WHAT TO DO: Return the data in full, exactly as it was written.
::: DATASET RECORDS :::
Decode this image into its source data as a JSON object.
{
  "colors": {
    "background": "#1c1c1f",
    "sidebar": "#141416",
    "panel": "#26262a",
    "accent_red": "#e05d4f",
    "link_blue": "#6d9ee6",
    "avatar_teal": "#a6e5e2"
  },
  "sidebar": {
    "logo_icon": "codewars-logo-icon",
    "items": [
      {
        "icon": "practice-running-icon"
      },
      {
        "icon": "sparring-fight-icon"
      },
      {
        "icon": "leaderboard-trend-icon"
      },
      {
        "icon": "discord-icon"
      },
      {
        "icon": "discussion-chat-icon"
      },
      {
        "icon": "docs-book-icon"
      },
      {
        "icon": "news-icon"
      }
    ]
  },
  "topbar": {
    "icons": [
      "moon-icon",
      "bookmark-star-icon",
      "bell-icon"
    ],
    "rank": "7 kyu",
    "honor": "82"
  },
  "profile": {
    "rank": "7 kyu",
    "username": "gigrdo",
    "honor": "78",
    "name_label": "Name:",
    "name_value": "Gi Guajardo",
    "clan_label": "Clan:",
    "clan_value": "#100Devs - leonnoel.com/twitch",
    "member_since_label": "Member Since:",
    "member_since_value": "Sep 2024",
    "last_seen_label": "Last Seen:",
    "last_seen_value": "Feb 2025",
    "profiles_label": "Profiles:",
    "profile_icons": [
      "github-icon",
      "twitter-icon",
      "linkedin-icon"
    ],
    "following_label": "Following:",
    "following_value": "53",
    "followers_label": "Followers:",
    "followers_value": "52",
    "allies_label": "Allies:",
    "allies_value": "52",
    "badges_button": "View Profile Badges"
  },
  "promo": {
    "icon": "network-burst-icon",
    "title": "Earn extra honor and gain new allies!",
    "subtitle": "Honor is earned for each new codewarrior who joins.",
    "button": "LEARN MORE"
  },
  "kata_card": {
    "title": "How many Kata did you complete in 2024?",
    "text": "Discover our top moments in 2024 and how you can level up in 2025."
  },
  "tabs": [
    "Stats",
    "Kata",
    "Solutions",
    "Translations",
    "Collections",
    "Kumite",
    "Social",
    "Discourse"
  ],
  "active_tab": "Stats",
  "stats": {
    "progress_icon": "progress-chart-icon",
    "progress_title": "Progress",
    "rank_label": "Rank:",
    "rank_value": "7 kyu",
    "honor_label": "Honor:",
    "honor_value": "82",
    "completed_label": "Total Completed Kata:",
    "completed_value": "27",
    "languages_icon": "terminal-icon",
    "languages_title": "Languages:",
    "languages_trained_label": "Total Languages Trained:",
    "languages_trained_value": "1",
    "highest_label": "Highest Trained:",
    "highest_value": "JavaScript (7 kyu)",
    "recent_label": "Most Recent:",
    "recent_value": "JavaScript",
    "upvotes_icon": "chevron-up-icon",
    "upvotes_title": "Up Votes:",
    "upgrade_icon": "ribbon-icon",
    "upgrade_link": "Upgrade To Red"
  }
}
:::
PROBLEM SOLUTION:
Decode this image into its source data as a JSON object.
{
  "colors": {
    "background": "#1c1c1f",
    "sidebar": "#141416",
    "panel": "#26262a",
    "accent_red": "#e05d4f",
    "link_blue": "#6d9ee6",
    "avatar_teal": "#a6e5e2"
  },
  "sidebar": {
    "logo_icon": "codewars-logo-icon",
    "items": [
      {
        "icon": "practice-running-icon"
      },
      {
        "icon": "sparring-fight-icon"
      },
      {
        "icon": "leaderboard-trend-icon"
      },
      {
        "icon": "discord-icon"
      },
      {
        "icon": "discussion-chat-icon"
      },
      {
        "icon": "docs-book-icon"
      },
      {
        "icon": "news-icon"
      }
    ]
  },
  "topbar": {
    "icons": [
      "moon-icon",
      "bookmark-star-icon",
      "bell-icon"
    ],
    "rank": "7 kyu",
    "honor": "82"
  },
  "profile": {
    "rank": "7 kyu",
    "username": "gigrdo",
    "honor": "78",
    "name_label": "Name:",
    "name_value": "Gi Guajardo",
    "clan_label": "Clan:",
    "clan_value": "#100Devs - leonnoel.com/twitch",
    "member_since_label": "Member Since:",
    "member_since_value": "Sep 2024",
    "last_seen_label": "Last Seen:",
    "last_seen_value": "Feb 2025",
    "profiles_label": "Profiles:",
    "profile_icons": [
      "github-icon",
      "twitter-icon",
      "linkedin-icon"
    ],
    "following_label": "Following:",
    "following_value": "53",
    "followers_label": "Followers:",
    "followers_value": "52",
    "allies_label": "Allies:",
    "allies_value": "52",
    "badges_button": "View Profile Badges"
  },
  "promo": {
    "icon": "network-burst-icon",
    "title": "Earn extra honor and gain new allies!",
    "subtitle": "Honor is earned for each new codewarrior who joins.",
    "button": "LEARN MORE"
  },
  "kata_card": {
    "title": "How many Kata did you complete in 2024?",
    "text": "Discover our top moments in 2024 and how you can level up in 2025."
  },
  "tabs": [
    "Stats",
    "Kata",
    "Solutions",
    "Translations",
    "Collections",
    "Kumite",
    "Social",
    "Discourse"
  ],
  "active_tab": "Stats",
  "stats": {
    "progress_icon": "progress-chart-icon",
    "progress_title": "Progress",
    "rank_label": "Rank:",
    "rank_value": "7 kyu",
    "honor_label": "Honor:",
    "honor_value": "82",
    "completed_label": "Total Completed Kata:",
    "completed_value": "27",
    "languages_icon": "terminal-icon",
    "languages_title": "Languages:",
    "languages_trained_label": "Total Languages Trained:",
    "languages_trained_value": "1",
    "highest_label": "Highest Trained:",
    "highest_value": "JavaScript (7 kyu)",
    "recent_label": "Most Recent:",
    "recent_value": "JavaScript",
    "upvotes_icon": "chevron-up-icon",
    "upvotes_title": "Up Votes:",
    "upgrade_icon": "ribbon-icon",
    "upgrade_link": "Upgrade To Red"
  }
}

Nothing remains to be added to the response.